> [Exercise goal]:
Leave out the pictures, then return the records word for word.
((
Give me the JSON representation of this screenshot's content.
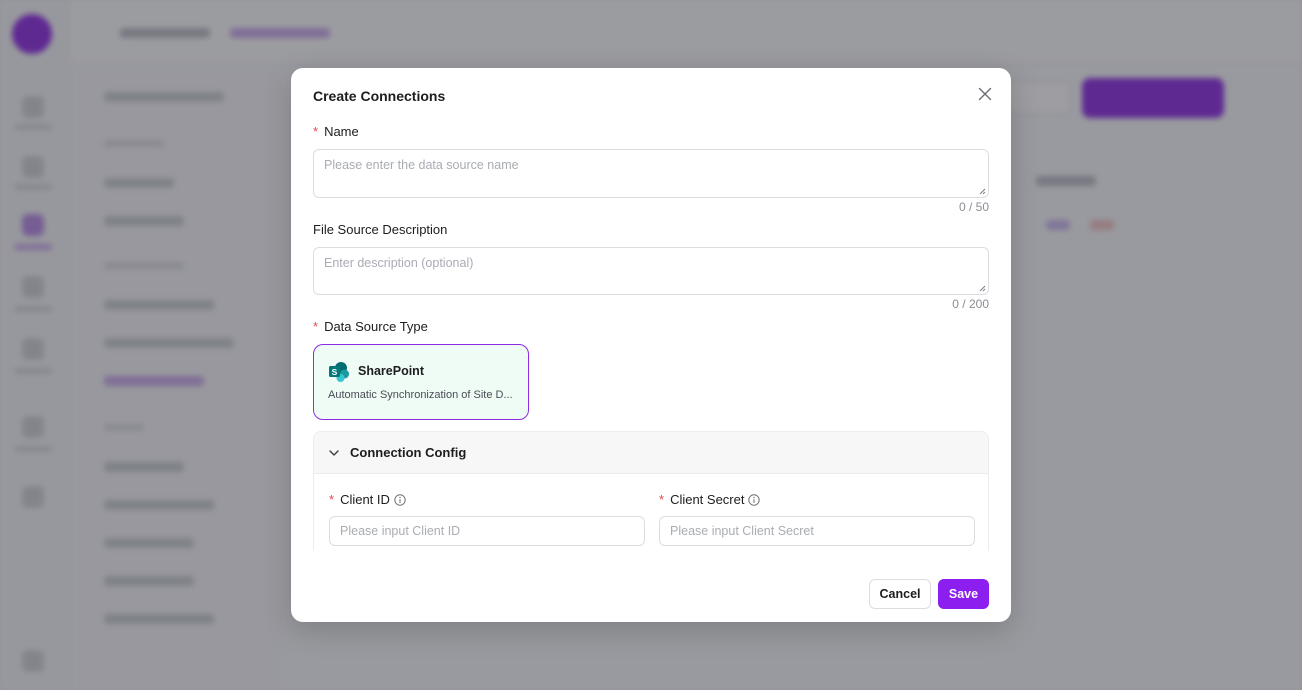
{
  "modal": {
    "title": "Create Connections",
    "name_field": {
      "label": "Name",
      "placeholder": "Please enter the data source name",
      "counter": "0 / 50"
    },
    "description_field": {
      "label": "File Source Description",
      "placeholder": "Enter description (optional)",
      "counter": "0 / 200"
    },
    "data_source_type": {
      "label": "Data Source Type",
      "selected": {
        "name": "SharePoint",
        "description": "Automatic Synchronization of Site D..."
      }
    },
    "connection_config": {
      "title": "Connection Config",
      "client_id": {
        "label": "Client ID",
        "placeholder": "Please input Client ID"
      },
      "client_secret": {
        "label": "Client Secret",
        "placeholder": "Please input Client Secret"
      }
    },
    "footer": {
      "cancel_label": "Cancel",
      "save_label": "Save"
    }
  },
  "colors": {
    "accent": "#8c1ef0",
    "required": "#e5484d",
    "card_bg": "#effbf5"
  }
}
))
> [Response to this exercise]:
Give me the JSON representation of this screenshot's content.
{
  "modal": {
    "title": "Create Connections",
    "name_field": {
      "label": "Name",
      "placeholder": "Please enter the data source name",
      "counter": "0 / 50"
    },
    "description_field": {
      "label": "File Source Description",
      "placeholder": "Enter description (optional)",
      "counter": "0 / 200"
    },
    "data_source_type": {
      "label": "Data Source Type",
      "selected": {
        "name": "SharePoint",
        "description": "Automatic Synchronization of Site D..."
      }
    },
    "connection_config": {
      "title": "Connection Config",
      "client_id": {
        "label": "Client ID",
        "placeholder": "Please input Client ID"
      },
      "client_secret": {
        "label": "Client Secret",
        "placeholder": "Please input Client Secret"
      }
    },
    "footer": {
      "cancel_label": "Cancel",
      "save_label": "Save"
    }
  },
  "colors": {
    "accent": "#8c1ef0",
    "required": "#e5484d",
    "card_bg": "#effbf5"
  }
}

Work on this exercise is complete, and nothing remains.